It also seems today YouTube is becoming the location of much agitprop.

Here is a provocative and fascinating juxtaposition of images and stereotypes of women and cultures that confront our assumptions of dangerous differences, amongst other things:

Who can forget this amazing anti-war video (a great example of détournement) produced by the Guerrilla News Network only a year into the Iraq War. It is still powerfully relevant and devastating today:

The Billboard Liberation Front “improves” an AT&T advertisement in 2008:

Or this video made by anarchists on how to get the message out (agitprop about doing agitprop):

The question, of course, is how much actual action do things like these produce? For the most part I hope a lot (at least non-violent action), but I fear that YouTube clips may, in fact, exacerbate inaction. It may be “the medium is the message” kind of problem. Sitting at one’s computer and surfing video clips, even agitprop pieces like the ones above, is not the same as doing something. It’s too easy to go to the next clip.

And it’s often unclear what one’s actions should be. This is where the third clip above might be the most effective in encouraging action. People often already have strong emotions about the world they live in, but they don’t always know what to do. Of course, not just anyone is going to be swayed by anarchists and their ilk.

Regardless, getting “the message” out, whatever that message is, is important for the grand dialog. YouTube (and all Internet media) has been affecting the landscape of ideas for a while now. Feel free to add your thoughts.

* * * SPECIAL BONUS * * *

A trip down agitprop memory lane provided at no extra charge.

An excerpt from Ant Farm’s 1975 performance of Media Burn.
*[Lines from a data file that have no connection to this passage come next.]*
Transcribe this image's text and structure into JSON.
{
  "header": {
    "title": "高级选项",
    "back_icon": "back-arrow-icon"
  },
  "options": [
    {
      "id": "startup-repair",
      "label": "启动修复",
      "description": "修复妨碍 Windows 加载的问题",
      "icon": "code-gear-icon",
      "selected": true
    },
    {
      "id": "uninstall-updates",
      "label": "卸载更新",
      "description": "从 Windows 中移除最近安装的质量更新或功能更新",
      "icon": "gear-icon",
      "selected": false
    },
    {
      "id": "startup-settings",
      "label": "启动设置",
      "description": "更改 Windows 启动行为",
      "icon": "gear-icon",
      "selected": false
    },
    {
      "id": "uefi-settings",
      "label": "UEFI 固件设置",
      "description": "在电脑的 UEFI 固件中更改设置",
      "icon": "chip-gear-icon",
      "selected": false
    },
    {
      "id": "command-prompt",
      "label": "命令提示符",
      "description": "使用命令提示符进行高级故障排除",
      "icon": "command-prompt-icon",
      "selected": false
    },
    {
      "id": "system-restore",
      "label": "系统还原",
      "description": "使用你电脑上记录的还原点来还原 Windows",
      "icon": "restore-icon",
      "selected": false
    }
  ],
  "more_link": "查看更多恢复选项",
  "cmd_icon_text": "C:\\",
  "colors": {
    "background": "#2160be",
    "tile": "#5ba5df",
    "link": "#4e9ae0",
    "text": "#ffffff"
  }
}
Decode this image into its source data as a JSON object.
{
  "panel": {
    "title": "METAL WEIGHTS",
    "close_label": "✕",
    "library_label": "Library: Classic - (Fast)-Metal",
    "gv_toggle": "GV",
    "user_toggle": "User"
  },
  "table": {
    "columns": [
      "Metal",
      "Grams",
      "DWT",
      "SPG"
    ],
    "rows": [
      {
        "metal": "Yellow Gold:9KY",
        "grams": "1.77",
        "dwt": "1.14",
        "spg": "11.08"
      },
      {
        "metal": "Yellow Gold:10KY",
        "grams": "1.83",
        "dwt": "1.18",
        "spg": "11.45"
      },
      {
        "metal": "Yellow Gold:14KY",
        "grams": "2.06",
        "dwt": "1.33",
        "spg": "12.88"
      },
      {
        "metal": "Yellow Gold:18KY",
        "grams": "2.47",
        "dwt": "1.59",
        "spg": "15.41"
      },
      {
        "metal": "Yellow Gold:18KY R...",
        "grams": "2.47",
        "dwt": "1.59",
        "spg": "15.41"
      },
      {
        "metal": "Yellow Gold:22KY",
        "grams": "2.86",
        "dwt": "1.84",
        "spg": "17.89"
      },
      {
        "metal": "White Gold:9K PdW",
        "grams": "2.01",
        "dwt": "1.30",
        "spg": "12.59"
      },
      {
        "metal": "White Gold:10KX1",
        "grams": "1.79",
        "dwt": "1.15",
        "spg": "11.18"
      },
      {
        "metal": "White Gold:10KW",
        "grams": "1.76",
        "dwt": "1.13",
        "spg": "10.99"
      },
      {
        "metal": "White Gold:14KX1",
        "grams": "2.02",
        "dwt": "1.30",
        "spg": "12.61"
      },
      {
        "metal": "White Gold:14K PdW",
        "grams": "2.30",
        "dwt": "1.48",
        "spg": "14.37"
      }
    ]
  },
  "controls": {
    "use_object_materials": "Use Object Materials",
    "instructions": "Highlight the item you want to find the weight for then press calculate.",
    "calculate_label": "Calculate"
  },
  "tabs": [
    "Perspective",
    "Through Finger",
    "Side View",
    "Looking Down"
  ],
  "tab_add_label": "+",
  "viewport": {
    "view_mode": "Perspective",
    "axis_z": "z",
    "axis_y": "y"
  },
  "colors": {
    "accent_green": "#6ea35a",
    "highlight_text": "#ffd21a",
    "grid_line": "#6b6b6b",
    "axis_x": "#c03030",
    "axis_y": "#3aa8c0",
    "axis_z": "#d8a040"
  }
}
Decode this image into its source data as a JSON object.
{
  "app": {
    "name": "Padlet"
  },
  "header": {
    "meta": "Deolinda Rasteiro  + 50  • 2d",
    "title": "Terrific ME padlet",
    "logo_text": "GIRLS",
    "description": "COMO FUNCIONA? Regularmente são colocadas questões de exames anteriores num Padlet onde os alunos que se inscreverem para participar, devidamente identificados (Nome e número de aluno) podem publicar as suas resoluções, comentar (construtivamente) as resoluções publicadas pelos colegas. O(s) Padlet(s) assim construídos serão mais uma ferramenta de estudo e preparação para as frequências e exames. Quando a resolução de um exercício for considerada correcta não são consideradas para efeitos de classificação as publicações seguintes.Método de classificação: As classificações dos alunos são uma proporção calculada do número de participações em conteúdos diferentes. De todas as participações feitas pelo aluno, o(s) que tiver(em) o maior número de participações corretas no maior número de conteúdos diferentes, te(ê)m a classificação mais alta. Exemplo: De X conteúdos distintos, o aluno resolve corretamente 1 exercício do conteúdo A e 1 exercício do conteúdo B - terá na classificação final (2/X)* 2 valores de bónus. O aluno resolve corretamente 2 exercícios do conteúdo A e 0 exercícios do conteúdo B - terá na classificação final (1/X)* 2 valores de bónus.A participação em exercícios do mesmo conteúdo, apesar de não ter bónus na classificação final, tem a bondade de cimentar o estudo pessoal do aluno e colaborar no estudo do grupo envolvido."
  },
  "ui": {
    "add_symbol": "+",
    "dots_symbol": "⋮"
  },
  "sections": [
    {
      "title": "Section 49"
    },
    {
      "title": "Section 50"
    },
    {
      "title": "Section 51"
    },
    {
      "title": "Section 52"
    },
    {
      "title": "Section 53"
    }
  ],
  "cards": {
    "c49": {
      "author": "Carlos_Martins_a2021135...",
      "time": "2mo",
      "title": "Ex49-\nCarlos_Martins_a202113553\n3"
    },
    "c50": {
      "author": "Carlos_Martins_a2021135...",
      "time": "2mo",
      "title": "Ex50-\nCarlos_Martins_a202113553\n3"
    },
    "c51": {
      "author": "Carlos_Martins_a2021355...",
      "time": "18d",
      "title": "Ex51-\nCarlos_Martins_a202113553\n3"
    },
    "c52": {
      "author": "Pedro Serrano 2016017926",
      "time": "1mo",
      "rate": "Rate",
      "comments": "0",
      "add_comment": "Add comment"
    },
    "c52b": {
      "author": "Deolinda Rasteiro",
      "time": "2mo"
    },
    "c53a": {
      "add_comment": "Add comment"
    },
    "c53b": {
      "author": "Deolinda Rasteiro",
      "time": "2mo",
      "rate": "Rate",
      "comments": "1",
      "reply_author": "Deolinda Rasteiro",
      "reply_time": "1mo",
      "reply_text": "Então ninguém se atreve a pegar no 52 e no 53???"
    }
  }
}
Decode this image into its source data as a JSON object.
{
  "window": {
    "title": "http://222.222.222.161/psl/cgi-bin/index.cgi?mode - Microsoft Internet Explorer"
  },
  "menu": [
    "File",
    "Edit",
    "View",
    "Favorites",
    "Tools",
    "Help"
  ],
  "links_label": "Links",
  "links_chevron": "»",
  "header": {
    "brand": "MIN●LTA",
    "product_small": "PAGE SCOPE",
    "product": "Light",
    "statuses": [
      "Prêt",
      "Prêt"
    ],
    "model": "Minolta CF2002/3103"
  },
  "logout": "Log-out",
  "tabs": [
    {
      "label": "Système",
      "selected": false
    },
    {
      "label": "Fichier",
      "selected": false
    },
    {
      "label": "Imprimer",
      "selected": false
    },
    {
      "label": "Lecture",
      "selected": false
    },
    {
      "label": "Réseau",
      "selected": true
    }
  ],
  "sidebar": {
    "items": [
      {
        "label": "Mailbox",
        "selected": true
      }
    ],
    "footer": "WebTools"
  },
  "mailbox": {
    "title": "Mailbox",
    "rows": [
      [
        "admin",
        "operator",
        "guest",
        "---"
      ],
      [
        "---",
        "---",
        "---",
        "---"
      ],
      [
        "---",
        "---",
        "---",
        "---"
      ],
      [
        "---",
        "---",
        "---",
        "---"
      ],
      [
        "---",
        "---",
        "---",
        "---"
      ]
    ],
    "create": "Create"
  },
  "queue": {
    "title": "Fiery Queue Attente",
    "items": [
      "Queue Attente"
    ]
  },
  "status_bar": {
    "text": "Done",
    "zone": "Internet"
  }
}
The original “kill your t.v.” message:

1998 performance of the end of Orwell’s “1984” by The Surveillance Camera Players: